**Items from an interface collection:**
<<<<

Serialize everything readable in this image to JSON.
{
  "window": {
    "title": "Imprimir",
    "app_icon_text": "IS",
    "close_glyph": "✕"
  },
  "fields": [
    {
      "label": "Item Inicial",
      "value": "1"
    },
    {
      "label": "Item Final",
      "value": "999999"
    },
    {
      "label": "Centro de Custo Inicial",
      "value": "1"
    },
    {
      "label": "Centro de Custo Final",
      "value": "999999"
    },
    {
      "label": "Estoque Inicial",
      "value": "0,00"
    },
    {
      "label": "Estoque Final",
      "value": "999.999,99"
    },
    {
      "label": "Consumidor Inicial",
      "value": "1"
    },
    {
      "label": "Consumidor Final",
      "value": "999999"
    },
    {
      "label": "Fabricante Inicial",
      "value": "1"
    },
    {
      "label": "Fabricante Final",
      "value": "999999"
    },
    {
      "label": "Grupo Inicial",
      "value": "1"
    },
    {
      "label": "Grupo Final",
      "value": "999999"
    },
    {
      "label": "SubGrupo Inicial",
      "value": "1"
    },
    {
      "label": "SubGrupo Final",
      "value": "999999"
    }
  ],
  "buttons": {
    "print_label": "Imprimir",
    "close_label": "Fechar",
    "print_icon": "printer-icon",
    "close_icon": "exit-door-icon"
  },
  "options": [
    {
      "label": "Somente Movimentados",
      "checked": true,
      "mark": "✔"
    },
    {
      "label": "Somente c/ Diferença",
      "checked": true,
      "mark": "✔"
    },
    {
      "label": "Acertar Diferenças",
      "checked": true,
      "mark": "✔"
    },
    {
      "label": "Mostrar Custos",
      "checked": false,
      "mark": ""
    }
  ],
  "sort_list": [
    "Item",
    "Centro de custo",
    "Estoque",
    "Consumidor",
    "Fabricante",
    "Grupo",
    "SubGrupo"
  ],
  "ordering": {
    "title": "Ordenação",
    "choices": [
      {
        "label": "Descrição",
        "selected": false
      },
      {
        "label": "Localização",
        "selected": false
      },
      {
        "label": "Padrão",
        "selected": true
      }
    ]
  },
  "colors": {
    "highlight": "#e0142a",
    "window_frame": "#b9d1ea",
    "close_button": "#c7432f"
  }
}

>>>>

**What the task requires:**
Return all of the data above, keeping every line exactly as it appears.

**Expected output:**
Serialize everything readable in this image to JSON.
{
  "window": {
    "title": "Imprimir",
    "app_icon_text": "IS",
    "close_glyph": "✕"
  },
  "fields": [
    {
      "label": "Item Inicial",
      "value": "1"
    },
    {
      "label": "Item Final",
      "value": "999999"
    },
    {
      "label": "Centro de Custo Inicial",
      "value": "1"
    },
    {
      "label": "Centro de Custo Final",
      "value": "999999"
    },
    {
      "label": "Estoque Inicial",
      "value": "0,00"
    },
    {
      "label": "Estoque Final",
      "value": "999.999,99"
    },
    {
      "label": "Consumidor Inicial",
      "value": "1"
    },
    {
      "label": "Consumidor Final",
      "value": "999999"
    },
    {
      "label": "Fabricante Inicial",
      "value": "1"
    },
    {
      "label": "Fabricante Final",
      "value": "999999"
    },
    {
      "label": "Grupo Inicial",
      "value": "1"
    },
    {
      "label": "Grupo Final",
      "value": "999999"
    },
    {
      "label": "SubGrupo Inicial",
      "value": "1"
    },
    {
      "label": "SubGrupo Final",
      "value": "999999"
    }
  ],
  "buttons": {
    "print_label": "Imprimir",
    "close_label": "Fechar",
    "print_icon": "printer-icon",
    "close_icon": "exit-door-icon"
  },
  "options": [
    {
      "label": "Somente Movimentados",
      "checked": true,
      "mark": "✔"
    },
    {
      "label": "Somente c/ Diferença",
      "checked": true,
      "mark": "✔"
    },
    {
      "label": "Acertar Diferenças",
      "checked": true,
      "mark": "✔"
    },
    {
      "label": "Mostrar Custos",
      "checked": false,
      "mark": ""
    }
  ],
  "sort_list": [
    "Item",
    "Centro de custo",
    "Estoque",
    "Consumidor",
    "Fabricante",
    "Grupo",
    "SubGrupo"
  ],
  "ordering": {
    "title": "Ordenação",
    "choices": [
      {
        "label": "Descrição",
        "selected": false
      },
      {
        "label": "Localização",
        "selected": false
      },
      {
        "label": "Padrão",
        "selected": true
      }
    ]
  },
  "colors": {
    "highlight": "#e0142a",
    "window_frame": "#b9d1ea",
    "close_button": "#c7432f"
  }
}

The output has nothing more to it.